MOLINE, Ill. -- A top negotiator for the striking United Auto Workers offered little hope for a quick settlement after emerging today from a rare meeting with the Deere & Co. board of directors.
'The board was very courteous, they listened very attentively to our presentation,' said UAW officer Bill Casstevens after a 50-minute closed door meeting with the directors. 'They asked questions to make sure they understood our position.'
The only action to come after the board meeting was a vote by the directors to cut dividends in half from 12.5 cents to 6.25 cents due to recently-announced record losses from the 111-day-long strike.
Casstevens said the meeting should have cleared up any misunderstandings the company might have had about the union position but was pessimistic about the meeting's effect on ending the strike.
'We went in there to make sure they knew exactly where the union stood on this proposal because we have believed for a long time now that company negotiators have been making worst case scenarios out of all of our proposals,' he said.
He added that the company losses were to be expected in light of the long strike.
During the meeting with the board, Casstevens made a case for a new contract based on a 1983 settlement where Caterpillar workers went on strike and Deere employees settled for concessions. He said Deere got the advantage then and this time around should be willing to help workers.
'Caterpillar was losing money in 82-83 and Deere was making money. We had negative adjustments at Caterpillar and when we came here, Deere insisted on having all of those negative adjustments and they were right and we gave them to them,' the union officer said. 'Now that it's the other way around we're asking for a settlement that is no more costly than what we did at Caterpillar.'
Deere spokesman Bob Shoup issued a statement in reply to the Casstevens argument saying a five-year slump in farm equipment sales was well underway by the time of the 1983 contract and while Deere made money he said 'things were not so good for us in 1982 either.'
The unusual address to the directors by Casstevens came on the same day the labor dispute became the longest strike ever against the giant farm implement maker.
The 111-day strike-lockout today surpassed a 1950 UAW dispute that was the longest strike against the Moline-based firm. Jim Hecker, a UAW representative in Moline, called the milestone 'a dubious honor.' Deere agreed to Casstevens' request last week to be allowed to address the board with the condition that a Deere representative would be allowed to appear at a meeting of the union's executive council.
Hecker said the face-to-face meeting between Casstevens and the Deere board was sought to allow the union to 'explain to the board our position so we, hopefully, can break the logjam of negotiations.'
The labor dispute, which has idled about 12,500 workers in Iowa and Illinois, began Aug. 23 when contract talks broke down and the UAW called a selective strike at Deere plants at Milan, Ill., and Waterloo and Dubuque in Iowa. The strike later was expanded to a John Deere parts company in East Moline.

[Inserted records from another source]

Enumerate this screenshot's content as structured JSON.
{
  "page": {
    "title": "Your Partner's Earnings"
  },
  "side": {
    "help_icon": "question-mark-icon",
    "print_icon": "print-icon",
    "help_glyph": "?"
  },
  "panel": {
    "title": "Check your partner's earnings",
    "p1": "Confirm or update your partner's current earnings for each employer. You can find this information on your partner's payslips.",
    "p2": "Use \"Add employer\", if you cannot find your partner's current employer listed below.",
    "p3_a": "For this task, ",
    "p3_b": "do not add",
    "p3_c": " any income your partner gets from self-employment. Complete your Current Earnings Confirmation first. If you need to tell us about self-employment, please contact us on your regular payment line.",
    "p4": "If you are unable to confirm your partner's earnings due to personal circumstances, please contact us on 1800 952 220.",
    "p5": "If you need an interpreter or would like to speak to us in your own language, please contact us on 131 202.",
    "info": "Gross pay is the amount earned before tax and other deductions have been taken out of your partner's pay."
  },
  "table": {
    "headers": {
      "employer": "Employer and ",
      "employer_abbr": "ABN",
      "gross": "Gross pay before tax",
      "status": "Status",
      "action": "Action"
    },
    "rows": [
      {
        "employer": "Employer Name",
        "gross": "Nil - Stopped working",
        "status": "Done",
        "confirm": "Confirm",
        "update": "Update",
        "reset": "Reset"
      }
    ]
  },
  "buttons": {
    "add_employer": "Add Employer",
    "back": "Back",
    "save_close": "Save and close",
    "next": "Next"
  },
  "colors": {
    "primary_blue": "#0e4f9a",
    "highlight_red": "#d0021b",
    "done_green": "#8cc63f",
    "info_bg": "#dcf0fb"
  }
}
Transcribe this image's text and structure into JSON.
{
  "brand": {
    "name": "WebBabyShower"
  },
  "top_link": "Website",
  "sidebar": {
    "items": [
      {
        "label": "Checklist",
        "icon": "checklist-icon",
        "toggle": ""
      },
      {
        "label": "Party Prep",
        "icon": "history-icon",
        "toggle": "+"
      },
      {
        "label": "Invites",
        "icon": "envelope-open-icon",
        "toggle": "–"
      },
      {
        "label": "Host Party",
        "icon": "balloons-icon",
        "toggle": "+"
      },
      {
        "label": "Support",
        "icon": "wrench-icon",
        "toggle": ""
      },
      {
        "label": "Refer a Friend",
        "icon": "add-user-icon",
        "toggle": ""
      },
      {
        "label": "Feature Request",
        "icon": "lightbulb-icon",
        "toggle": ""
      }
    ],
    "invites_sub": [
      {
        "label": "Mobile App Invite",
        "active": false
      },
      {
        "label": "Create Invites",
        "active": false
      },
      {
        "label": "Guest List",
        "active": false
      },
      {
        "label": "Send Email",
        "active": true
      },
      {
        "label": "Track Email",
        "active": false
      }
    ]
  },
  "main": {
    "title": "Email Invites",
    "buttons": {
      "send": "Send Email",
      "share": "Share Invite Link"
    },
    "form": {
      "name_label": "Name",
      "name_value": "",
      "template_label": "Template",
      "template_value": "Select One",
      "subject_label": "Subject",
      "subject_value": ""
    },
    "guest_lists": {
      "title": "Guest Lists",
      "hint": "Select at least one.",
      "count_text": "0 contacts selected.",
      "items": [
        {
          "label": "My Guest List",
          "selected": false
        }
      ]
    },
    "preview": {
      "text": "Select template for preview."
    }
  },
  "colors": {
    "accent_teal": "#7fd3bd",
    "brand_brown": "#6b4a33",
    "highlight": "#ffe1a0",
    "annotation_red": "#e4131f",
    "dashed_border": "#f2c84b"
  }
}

Deere responded by declaring that a strike against one company plant was viewed as a strike against all and told union workers at 11 other plants not to show up for work, a move the union characterized as a lockout.
Talks have resumed twice since then but have broken down without an agreement -- the last impasse occurring last Wednesday when the two sides called off negotiations separated by issues involving about $17 million. At issue are job security, pension benefits and cost-of-living increases in a proposed 34-month agreement.